£800 (per 10-credit module)
Rest of UK
£3,600 (Distance Learning)
£800 (per 10-credit module)
*Postgraduate taught engineering students domiciled in England, Wales, Northern Ireland, Isle of Man and the Channels Islands will receive a £3,000 scholarship towards the cost of their fees (applies only to students not already in receipt of any other fees scholarship).
Scottish and non-UK EU postgraduate students starting in 2017 can apply for support from the Student Awards Agency Scotland (SAAS). The support is in the form of a tuition fee loan and for eligible students a living cost loan. Find out more about the support and how to apply.
Students ordinarily resident in England can apply for Postgraduate support from Student Finance England. The support is a loan of up to £10,280 which can be used for both tuition fees and living costs. Find out more about the support and how to apply.
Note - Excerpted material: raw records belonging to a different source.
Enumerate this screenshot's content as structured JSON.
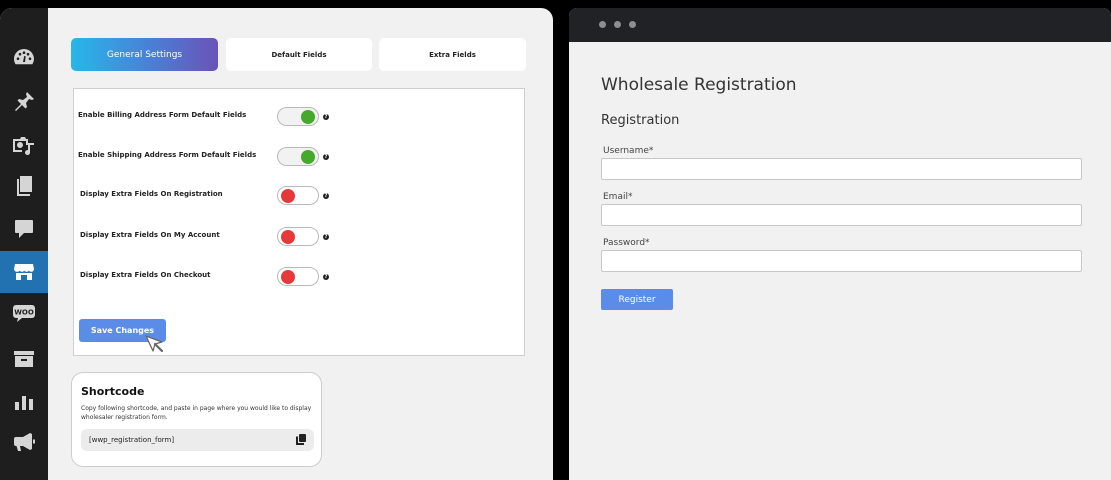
{
  "tabs": [
    {
      "label": "General Settings",
      "active": true
    },
    {
      "label": "Default Fields",
      "active": false
    },
    {
      "label": "Extra Fields",
      "active": false
    }
  ],
  "settings": [
    {
      "label": "Enable Billing Address Form Default Fields",
      "enabled": true
    },
    {
      "label": "Enable Shipping Address Form Default Fields",
      "enabled": true
    },
    {
      "label": "Display Extra Fields On Registration",
      "enabled": false
    },
    {
      "label": "Display Extra Fields On My Account",
      "enabled": false
    },
    {
      "label": "Display Extra Fields On Checkout",
      "enabled": false
    }
  ],
  "help_glyph": "?",
  "save_label": "Save Changes",
  "shortcode": {
    "title": "Shortcode",
    "description": "Copy following shortcode, and paste in page where you would like to display wholesaler registration form.",
    "code": "[wwp_registration_form]"
  },
  "sidebar_icons": [
    "dashboard-icon",
    "pin-icon",
    "media-icon",
    "pages-icon",
    "comments-icon",
    "store-icon",
    "woo-icon",
    "archive-icon",
    "analytics-icon",
    "megaphone-icon"
  ],
  "woo_text": "WOO",
  "registration": {
    "title": "Wholesale Registration",
    "subtitle": "Registration",
    "fields": [
      {
        "label": "Username*",
        "value": ""
      },
      {
        "label": "Email*",
        "value": ""
      },
      {
        "label": "Password*",
        "value": ""
      }
    ],
    "button_label": "Register"
  },
  "colors": {
    "accent": "#5b8de8",
    "toggle_on": "#45a92c",
    "toggle_off": "#e63a3a",
    "sidebar_active": "#2271b1"
  }
}
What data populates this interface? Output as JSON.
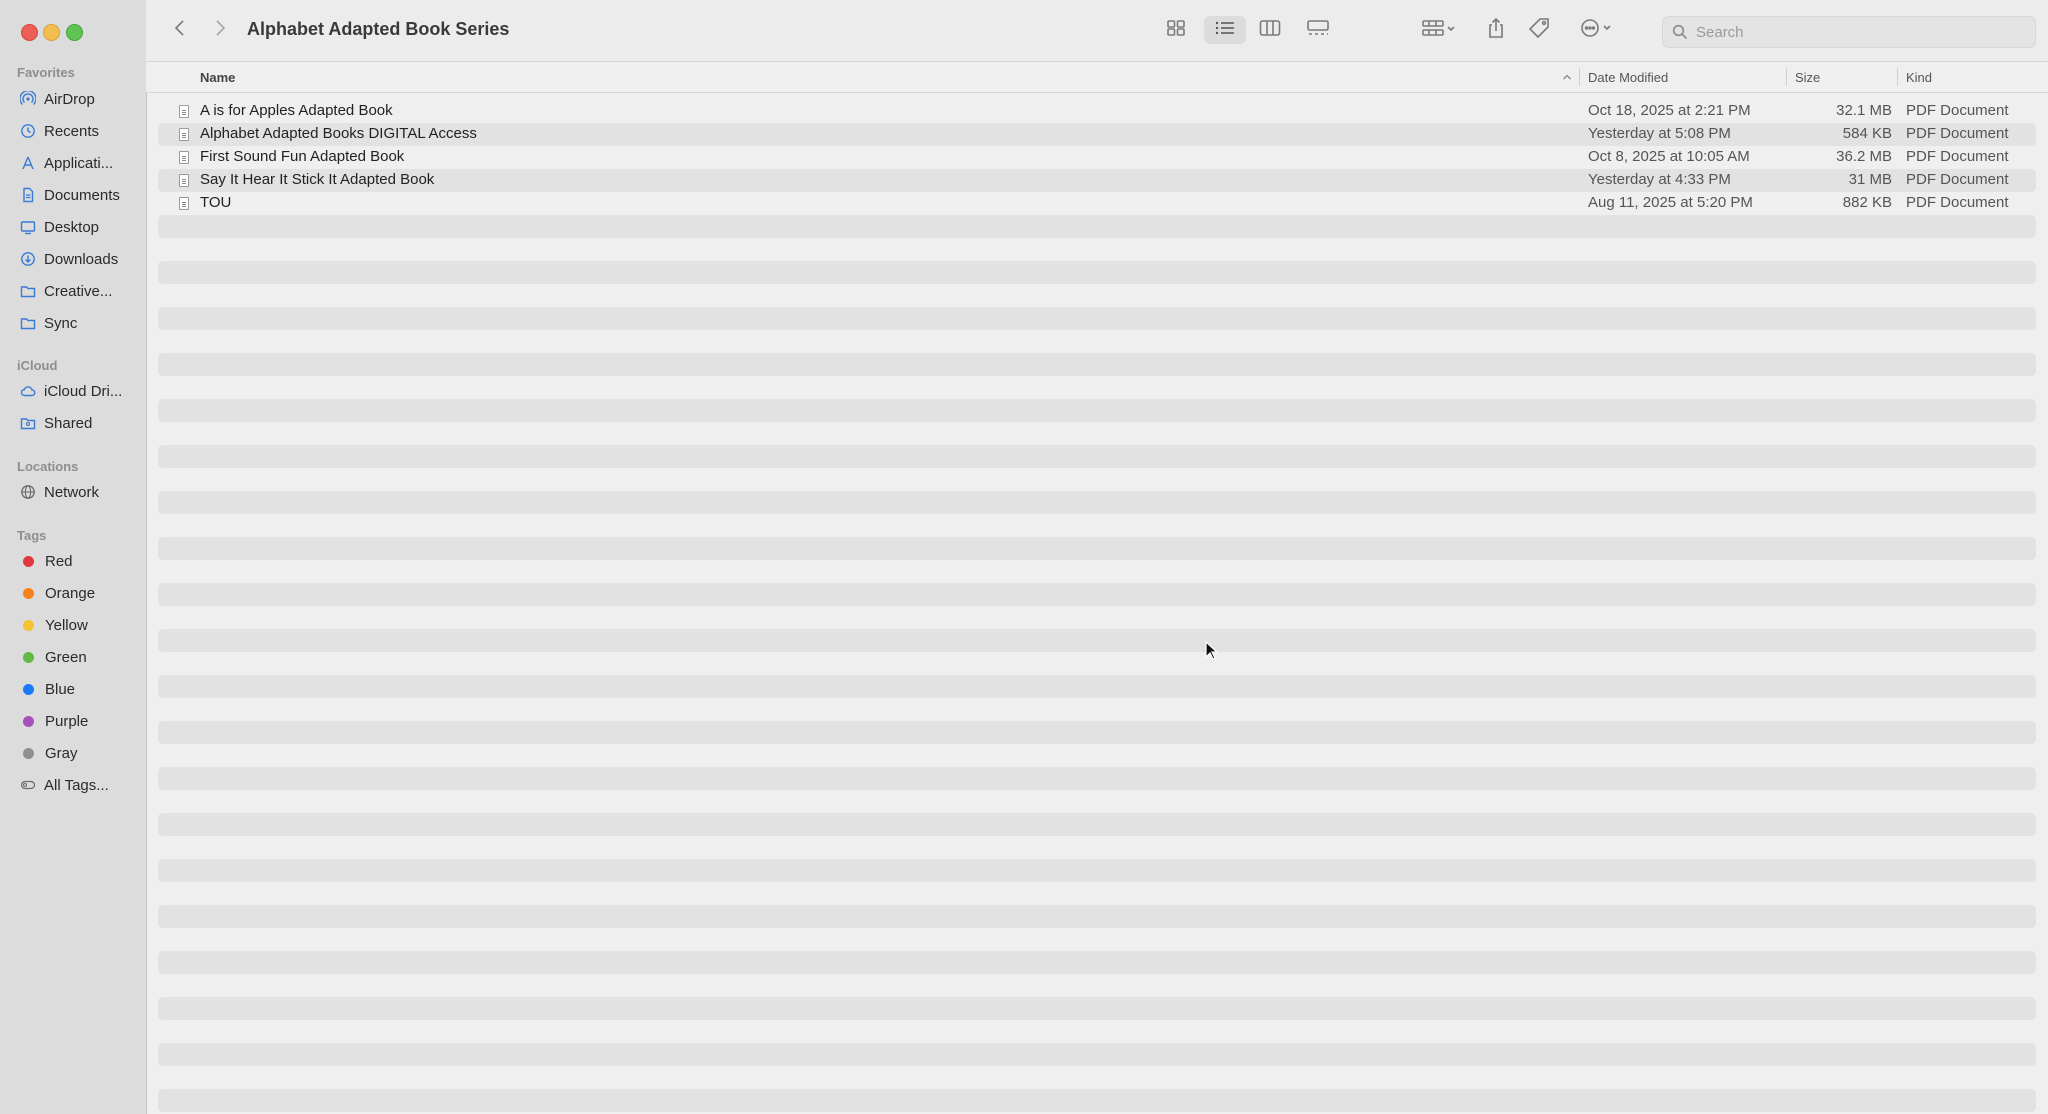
{
  "window": {
    "title": "Alphabet Adapted Book Series"
  },
  "sidebar": {
    "favorites_label": "Favorites",
    "favorites": [
      {
        "label": "AirDrop",
        "icon": "airdrop-icon"
      },
      {
        "label": "Recents",
        "icon": "clock-icon"
      },
      {
        "label": "Applicati...",
        "icon": "applications-icon"
      },
      {
        "label": "Documents",
        "icon": "document-icon"
      },
      {
        "label": "Desktop",
        "icon": "desktop-icon"
      },
      {
        "label": "Downloads",
        "icon": "download-icon"
      },
      {
        "label": "Creative...",
        "icon": "folder-icon"
      },
      {
        "label": "Sync",
        "icon": "folder-icon"
      }
    ],
    "icloud_label": "iCloud",
    "icloud": [
      {
        "label": "iCloud Dri...",
        "icon": "cloud-icon"
      },
      {
        "label": "Shared",
        "icon": "shared-folder-icon"
      }
    ],
    "locations_label": "Locations",
    "locations": [
      {
        "label": "Network",
        "icon": "globe-icon"
      }
    ],
    "tags_label": "Tags",
    "tags": [
      {
        "label": "Red",
        "color": "#e0383e"
      },
      {
        "label": "Orange",
        "color": "#f7821b"
      },
      {
        "label": "Yellow",
        "color": "#f5c330"
      },
      {
        "label": "Green",
        "color": "#62ba46"
      },
      {
        "label": "Blue",
        "color": "#1b7bf7"
      },
      {
        "label": "Purple",
        "color": "#a650be"
      },
      {
        "label": "Gray",
        "color": "#8e8e93"
      }
    ],
    "all_tags": "All Tags..."
  },
  "toolbar": {
    "search_placeholder": "Search"
  },
  "columns": {
    "name": "Name",
    "date_modified": "Date Modified",
    "size": "Size",
    "kind": "Kind"
  },
  "files": [
    {
      "name": "A is for Apples Adapted Book",
      "date": "Oct 18, 2025 at 2:21 PM",
      "size": "32.1 MB",
      "kind": "PDF Document"
    },
    {
      "name": "Alphabet Adapted Books DIGITAL Access",
      "date": "Yesterday at 5:08 PM",
      "size": "584 KB",
      "kind": "PDF Document"
    },
    {
      "name": "First Sound Fun Adapted Book",
      "date": "Oct 8, 2025 at 10:05 AM",
      "size": "36.2 MB",
      "kind": "PDF Document"
    },
    {
      "name": "Say It Hear It Stick It Adapted Book",
      "date": "Yesterday at 4:33 PM",
      "size": "31 MB",
      "kind": "PDF Document"
    },
    {
      "name": "TOU",
      "date": "Aug 11, 2025 at 5:20 PM",
      "size": "882 KB",
      "kind": "PDF Document"
    }
  ]
}
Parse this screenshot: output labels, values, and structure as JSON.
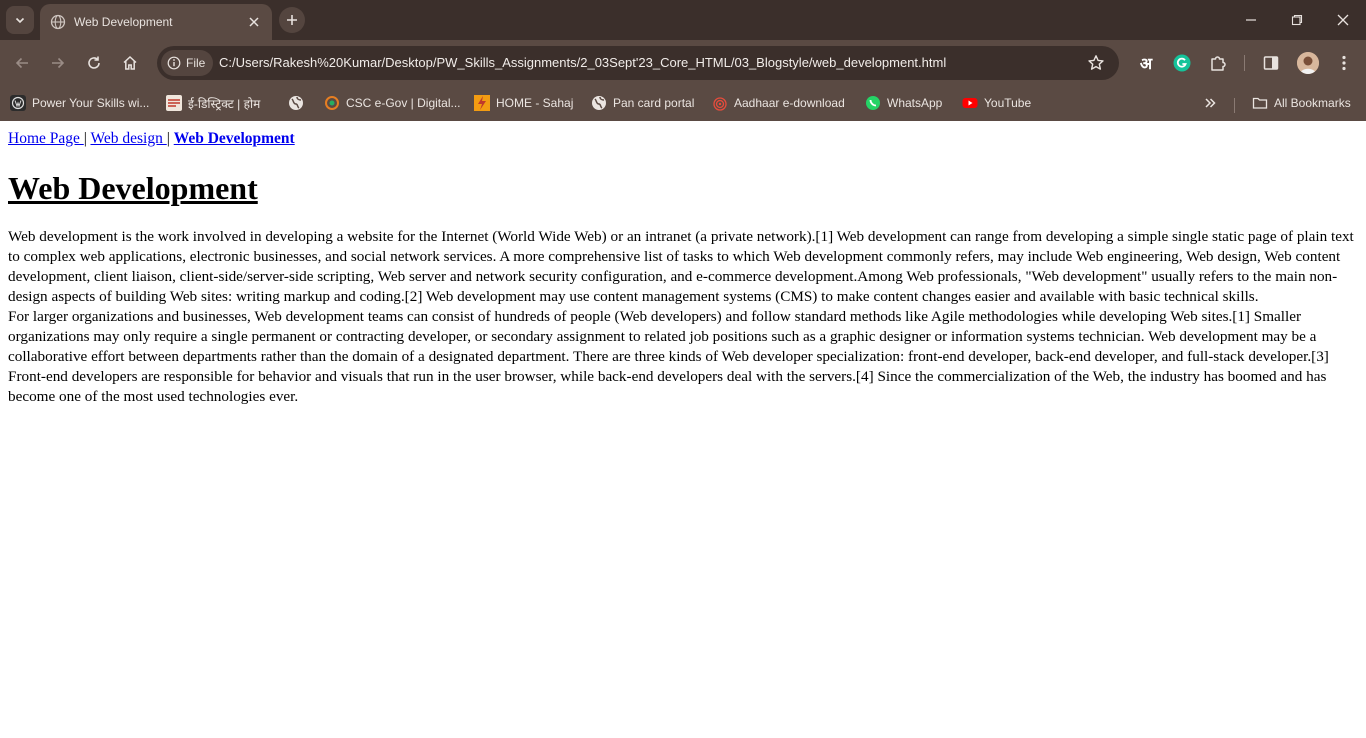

Don’t forget to check our scholarship search for more help with fees and funding.
Students coming from Wales
Postgraduate students starting in 2017 who are ordinarily resident in Wales can apply for support from Student Finance Wales. The support is a loan of up to £10,280 which can be used for both tuition fees and living costs. We are waiting on further information being released about this support and how to apply.
Postgraduate students starting in 2017 who are ordinarily resident in Northern Ireland can apply for support from Student Finance NI. The support is a tuition fee loan of up to £5,500. We are waiting on further information being released about this support and how to apply.
Graduates with an MSc in Hydrogeology are in very high demand as there is an expected shortage of hydrogeologists that will continue for the next decade.
Additionally, throughout the world, the issue of water scarcity, water security, water economics and health and sanitation all rely on high quality hydrogeology knowledge.
How much will I earn?
Starting salaries for a hydrogeologist typically range from £20,000 to £25,000 per year. Salaries for senior hydrogeologists range from £30,000 to £45,000 per year, while experienced professionals and managers can expect to earn £50,000 to £60,000 per year. Salaries tend to be higher in private companies/ consultancies than in the public sector.*
*Information is intended only as a guide.
Post Study Work
The University of Strathclyde can endorse graduates on a visa that allows them to engage in business. The Tier 1 Graduate Entrepreneur Scheme is for international students who have an innovative business idea and want to work in the UK (initial permission to stay of 12 months, with a possible extension of 12 months if suitable progress is made). The Strathclyde Entrepreneurial Network (SEN) can give support and guidance to help you develop your business idea.
Please upload copies of supporting documentation when submitting your online application (including full degree transcripts, CV and supporting statement). See 'Frequently asked Questions' for further details on documents and tuition fees. We advise applications are submitted in time to fulfil all academic and financial conditions by end July.
When submitting your application, please upload copies of degree transcripts, CV, supporting statement and academic reference letters if available. Due to the limited number of home/EU places, a waiting list may operate for applications closer to the start of term.